Also, Christmas presents an absolutely splendid opportunity for hypocrisy to take over your life. How many times have you bought a present for somebody not out of a sense of brotherly love, but out of a sense of duty? Or, worse, business. I know people who skimp on their families to buy presents for their boss, co-workers whom they wouldn't think of having dinner with and sometimes complete strangers who happen to be business associates.
Another facet of the holiday that tilts strongly in favor of the Scrooge viewpoint is the whole affair of Christmas cards. Sure, some of them are very funny and some even approach the original spirit of the holiday with messages of love, brotherhood, peace, etc. The majority, however - and check me on this - have to do with either your sexual stamina, your appetites or your wallet. Also, if you think about it, spending four or five bucks for a relatively small piece of stiff paper that could just as easily be replaced by a hand-written note on a Post-it seems more than a tad wasteful.
And don't forget the letters.
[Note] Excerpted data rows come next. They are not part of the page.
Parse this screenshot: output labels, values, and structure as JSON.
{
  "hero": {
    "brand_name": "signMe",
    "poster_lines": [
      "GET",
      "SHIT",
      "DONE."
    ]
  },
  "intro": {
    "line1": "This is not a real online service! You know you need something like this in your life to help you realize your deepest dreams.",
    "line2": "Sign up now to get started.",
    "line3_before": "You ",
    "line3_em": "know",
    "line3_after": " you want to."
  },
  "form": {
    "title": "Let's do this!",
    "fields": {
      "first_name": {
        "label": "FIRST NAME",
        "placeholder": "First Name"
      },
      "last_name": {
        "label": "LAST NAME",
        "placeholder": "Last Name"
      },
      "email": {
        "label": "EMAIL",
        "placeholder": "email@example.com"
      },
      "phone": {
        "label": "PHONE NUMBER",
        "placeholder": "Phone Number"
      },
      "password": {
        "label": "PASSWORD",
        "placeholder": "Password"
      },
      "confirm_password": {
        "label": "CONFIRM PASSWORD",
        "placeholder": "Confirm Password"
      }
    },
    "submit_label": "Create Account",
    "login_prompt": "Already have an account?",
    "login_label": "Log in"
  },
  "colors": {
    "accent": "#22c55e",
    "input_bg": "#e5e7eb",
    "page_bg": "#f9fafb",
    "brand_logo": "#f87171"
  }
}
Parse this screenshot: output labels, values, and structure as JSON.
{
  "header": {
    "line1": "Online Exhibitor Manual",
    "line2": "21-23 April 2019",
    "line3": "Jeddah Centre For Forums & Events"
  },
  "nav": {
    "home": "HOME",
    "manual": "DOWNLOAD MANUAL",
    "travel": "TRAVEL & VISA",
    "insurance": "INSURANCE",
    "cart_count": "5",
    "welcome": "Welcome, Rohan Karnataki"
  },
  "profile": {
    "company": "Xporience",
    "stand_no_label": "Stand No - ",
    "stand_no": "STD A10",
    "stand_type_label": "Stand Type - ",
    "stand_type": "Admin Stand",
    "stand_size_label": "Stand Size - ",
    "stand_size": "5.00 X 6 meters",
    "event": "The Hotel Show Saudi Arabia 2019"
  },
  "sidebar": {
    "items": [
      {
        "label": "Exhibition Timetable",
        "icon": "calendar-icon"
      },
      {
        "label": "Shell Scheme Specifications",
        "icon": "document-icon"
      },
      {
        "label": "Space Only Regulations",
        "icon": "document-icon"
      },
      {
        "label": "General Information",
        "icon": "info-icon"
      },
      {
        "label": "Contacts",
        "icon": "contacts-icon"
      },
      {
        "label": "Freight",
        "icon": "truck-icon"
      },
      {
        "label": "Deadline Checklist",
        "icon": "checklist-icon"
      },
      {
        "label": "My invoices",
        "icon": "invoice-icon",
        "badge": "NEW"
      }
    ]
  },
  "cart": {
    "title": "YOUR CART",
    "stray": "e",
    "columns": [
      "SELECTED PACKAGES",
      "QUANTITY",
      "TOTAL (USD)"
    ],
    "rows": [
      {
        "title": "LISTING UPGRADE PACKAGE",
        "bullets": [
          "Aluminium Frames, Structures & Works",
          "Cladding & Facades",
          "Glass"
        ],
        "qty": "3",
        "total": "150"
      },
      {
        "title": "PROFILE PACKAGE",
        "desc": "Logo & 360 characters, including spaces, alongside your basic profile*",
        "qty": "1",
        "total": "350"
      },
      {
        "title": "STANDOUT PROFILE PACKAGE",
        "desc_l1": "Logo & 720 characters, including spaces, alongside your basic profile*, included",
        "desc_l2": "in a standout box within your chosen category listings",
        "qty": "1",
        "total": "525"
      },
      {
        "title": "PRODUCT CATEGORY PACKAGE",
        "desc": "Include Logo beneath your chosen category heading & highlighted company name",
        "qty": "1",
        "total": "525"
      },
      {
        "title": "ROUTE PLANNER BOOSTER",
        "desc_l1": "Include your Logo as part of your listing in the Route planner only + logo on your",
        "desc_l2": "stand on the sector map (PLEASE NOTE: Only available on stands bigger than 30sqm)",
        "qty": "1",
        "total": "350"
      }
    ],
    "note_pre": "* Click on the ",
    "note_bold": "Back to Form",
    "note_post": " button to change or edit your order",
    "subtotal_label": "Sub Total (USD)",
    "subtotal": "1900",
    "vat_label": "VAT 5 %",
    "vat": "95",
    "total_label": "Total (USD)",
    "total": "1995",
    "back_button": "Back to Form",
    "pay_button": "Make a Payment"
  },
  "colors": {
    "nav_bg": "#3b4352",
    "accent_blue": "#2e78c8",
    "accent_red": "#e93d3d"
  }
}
Usually dupicated, perhaps with a note in longhand at the bottom, they're generally a list of honors won, promotions gained, cars bought, houses remodeled or social clubs joined by the sender, his or her children, grandchildren, nieces, nephews or in-laws. And, in case you still aren't impressed, they often include pictures. The fact that this is the only correspondence you get for a year is immaterial. Allegedly, this is to spread the Christmas spirit.
Yes, I believe Scrooge has a couple of good points. It's not the holiday itself, it's the myth that this is about anything beside the same commercial succeses that gave us Turkey Day, the Easter Bunny and Presidents' Day linen sales. Scrooge is only pointing out what making every precious thing into a profit opportunity does to a country. No wonder we distrust politicians, newspapers and each other. Look out for Number One! The Bottom Line!! The "Me" generation. Competition rather than cooperation. Bah! Humbug!!